It is no exaggeration to say that since the 1980s, much of the American (and global) financial sector has become criminalized, creating an industry culture that tolerates or even encourages systematic fraud. The behavior that caused the mortgage bubble and financial crisis was a natural outcome and continuation of this pattern, rather than some kind of economic accident.
It is important to understand that this behavior really is seriously criminal. We are not talking about neglecting some bureaucratic formality. We are talking about deliberate concealment of financial transactions that aided terrorism, nuclear weapons proliferation, and large-scale tax evasion; assisting in concealment of criminal assets and activities by others; and directly committing frauds that substantially worsened the worst financial bubbles and crises since the Depression.

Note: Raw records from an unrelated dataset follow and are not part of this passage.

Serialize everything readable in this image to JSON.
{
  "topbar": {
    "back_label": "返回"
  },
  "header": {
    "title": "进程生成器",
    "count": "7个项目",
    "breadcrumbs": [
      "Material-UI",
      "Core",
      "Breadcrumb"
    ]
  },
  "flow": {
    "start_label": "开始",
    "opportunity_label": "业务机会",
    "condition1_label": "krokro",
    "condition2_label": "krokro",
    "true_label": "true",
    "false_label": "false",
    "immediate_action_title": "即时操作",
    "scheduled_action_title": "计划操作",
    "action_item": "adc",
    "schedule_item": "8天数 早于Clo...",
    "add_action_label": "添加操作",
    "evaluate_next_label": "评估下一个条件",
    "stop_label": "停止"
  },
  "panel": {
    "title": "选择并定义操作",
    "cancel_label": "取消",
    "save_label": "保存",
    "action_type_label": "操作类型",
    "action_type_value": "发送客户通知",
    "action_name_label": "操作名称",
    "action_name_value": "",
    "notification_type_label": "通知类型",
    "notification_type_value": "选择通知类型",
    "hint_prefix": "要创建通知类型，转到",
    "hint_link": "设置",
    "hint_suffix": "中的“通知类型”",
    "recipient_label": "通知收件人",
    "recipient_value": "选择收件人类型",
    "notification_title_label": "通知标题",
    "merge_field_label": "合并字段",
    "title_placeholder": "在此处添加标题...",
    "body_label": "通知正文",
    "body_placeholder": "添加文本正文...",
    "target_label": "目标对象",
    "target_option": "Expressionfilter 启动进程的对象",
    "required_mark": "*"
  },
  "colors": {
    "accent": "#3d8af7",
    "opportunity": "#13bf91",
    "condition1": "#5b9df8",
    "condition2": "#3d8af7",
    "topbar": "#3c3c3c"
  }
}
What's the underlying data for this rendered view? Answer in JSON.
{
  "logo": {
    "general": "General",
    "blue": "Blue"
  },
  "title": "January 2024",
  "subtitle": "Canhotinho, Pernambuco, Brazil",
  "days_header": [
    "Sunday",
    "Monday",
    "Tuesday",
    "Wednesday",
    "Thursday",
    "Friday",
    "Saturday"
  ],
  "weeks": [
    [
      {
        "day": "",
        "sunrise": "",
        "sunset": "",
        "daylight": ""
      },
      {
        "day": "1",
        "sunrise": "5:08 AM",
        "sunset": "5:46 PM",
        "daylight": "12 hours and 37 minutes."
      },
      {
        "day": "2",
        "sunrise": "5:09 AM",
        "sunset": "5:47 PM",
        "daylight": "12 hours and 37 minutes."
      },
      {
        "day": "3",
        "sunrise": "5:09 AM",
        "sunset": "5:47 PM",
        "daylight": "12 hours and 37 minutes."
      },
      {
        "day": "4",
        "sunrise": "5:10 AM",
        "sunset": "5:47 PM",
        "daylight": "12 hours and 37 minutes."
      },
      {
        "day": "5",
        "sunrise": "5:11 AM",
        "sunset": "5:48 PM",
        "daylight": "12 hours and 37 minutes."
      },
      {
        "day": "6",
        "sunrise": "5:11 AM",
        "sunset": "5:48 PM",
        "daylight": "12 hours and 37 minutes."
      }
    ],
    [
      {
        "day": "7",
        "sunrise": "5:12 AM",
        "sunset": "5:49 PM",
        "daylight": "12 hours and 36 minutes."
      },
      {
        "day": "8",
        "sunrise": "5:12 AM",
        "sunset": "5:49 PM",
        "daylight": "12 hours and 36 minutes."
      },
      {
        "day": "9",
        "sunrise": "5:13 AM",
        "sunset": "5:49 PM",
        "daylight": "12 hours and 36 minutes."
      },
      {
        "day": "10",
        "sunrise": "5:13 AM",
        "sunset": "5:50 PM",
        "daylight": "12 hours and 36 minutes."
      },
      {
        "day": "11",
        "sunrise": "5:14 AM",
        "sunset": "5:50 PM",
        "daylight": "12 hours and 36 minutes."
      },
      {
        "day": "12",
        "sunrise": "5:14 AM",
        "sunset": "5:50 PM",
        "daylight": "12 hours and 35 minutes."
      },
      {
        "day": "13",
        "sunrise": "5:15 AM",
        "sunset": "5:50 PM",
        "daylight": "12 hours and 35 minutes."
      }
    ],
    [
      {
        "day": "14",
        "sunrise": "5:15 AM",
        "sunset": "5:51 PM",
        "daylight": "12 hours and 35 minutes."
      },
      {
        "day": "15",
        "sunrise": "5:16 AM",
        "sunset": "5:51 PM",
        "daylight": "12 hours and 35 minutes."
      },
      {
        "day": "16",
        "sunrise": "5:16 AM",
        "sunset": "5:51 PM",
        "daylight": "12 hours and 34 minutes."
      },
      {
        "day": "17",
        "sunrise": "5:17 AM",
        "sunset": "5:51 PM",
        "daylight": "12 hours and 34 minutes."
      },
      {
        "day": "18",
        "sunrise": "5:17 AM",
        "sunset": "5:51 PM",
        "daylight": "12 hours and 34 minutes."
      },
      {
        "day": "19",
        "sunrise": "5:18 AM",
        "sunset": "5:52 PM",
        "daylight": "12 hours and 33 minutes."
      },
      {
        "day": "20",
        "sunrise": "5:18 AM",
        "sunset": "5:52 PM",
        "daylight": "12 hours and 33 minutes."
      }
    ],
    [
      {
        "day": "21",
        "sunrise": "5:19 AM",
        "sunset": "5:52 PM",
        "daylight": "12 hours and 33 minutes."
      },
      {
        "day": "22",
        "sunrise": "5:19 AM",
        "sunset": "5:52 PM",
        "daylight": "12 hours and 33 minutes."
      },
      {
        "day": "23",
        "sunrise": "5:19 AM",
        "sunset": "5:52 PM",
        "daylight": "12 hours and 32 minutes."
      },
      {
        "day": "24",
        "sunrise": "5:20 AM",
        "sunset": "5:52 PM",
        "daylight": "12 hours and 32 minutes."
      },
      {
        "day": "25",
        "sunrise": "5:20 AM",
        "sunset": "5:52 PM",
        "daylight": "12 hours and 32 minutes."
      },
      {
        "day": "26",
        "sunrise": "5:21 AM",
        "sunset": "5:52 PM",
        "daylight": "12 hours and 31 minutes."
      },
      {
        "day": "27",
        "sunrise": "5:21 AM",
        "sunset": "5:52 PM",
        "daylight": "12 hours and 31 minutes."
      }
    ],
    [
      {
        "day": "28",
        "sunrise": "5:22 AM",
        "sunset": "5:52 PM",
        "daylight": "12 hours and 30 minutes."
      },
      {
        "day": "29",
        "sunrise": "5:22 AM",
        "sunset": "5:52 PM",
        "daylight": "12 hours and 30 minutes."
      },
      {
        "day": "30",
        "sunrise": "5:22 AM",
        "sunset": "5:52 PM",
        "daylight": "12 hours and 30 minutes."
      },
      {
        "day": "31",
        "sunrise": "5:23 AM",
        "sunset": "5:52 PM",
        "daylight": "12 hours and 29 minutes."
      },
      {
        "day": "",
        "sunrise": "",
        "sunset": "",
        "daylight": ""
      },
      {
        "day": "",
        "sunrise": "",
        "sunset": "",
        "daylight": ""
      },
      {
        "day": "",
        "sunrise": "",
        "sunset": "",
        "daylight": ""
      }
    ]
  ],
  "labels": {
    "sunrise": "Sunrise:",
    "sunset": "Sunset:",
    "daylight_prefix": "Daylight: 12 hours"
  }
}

We live in a nation with two standards of justice, one for the little people and one for a privileged elite.
I do not think I need to tell you of the horrible effects of injustice. The criminals will break the law again. The criminals will gain in power. The criminals will become even richer.
That is quite the lesson for our children and the larger society. Don’t work. Don’t labor. Steal. That’s the way of American Investment banking.
- Charles Ferguson: How Financial Criminalization Crashed the Economy, and the Culprits Got Off Scot-Free (huffingtonpost.com)
- Madoff, Facebook and the sub-prime mortgage fiasco: from the Guardian (blogs.vancouversun.com)
- Predator Nation Author Says Crime Pays Very Well On Wall Street (bigthink.com)
- Corporate criminals gone wild (salon.com)
- Business insurance news: Financial sector ‘still vulnerable’ (premierlinedirect.co.uk)
- Heist of the century: university corruption and the financial crisis (guardian.co.uk)
- “The Brittle Grip”: Wall Street And The Financial Sector Aren’t Accustomed To Criticism (mykeystrokes.com)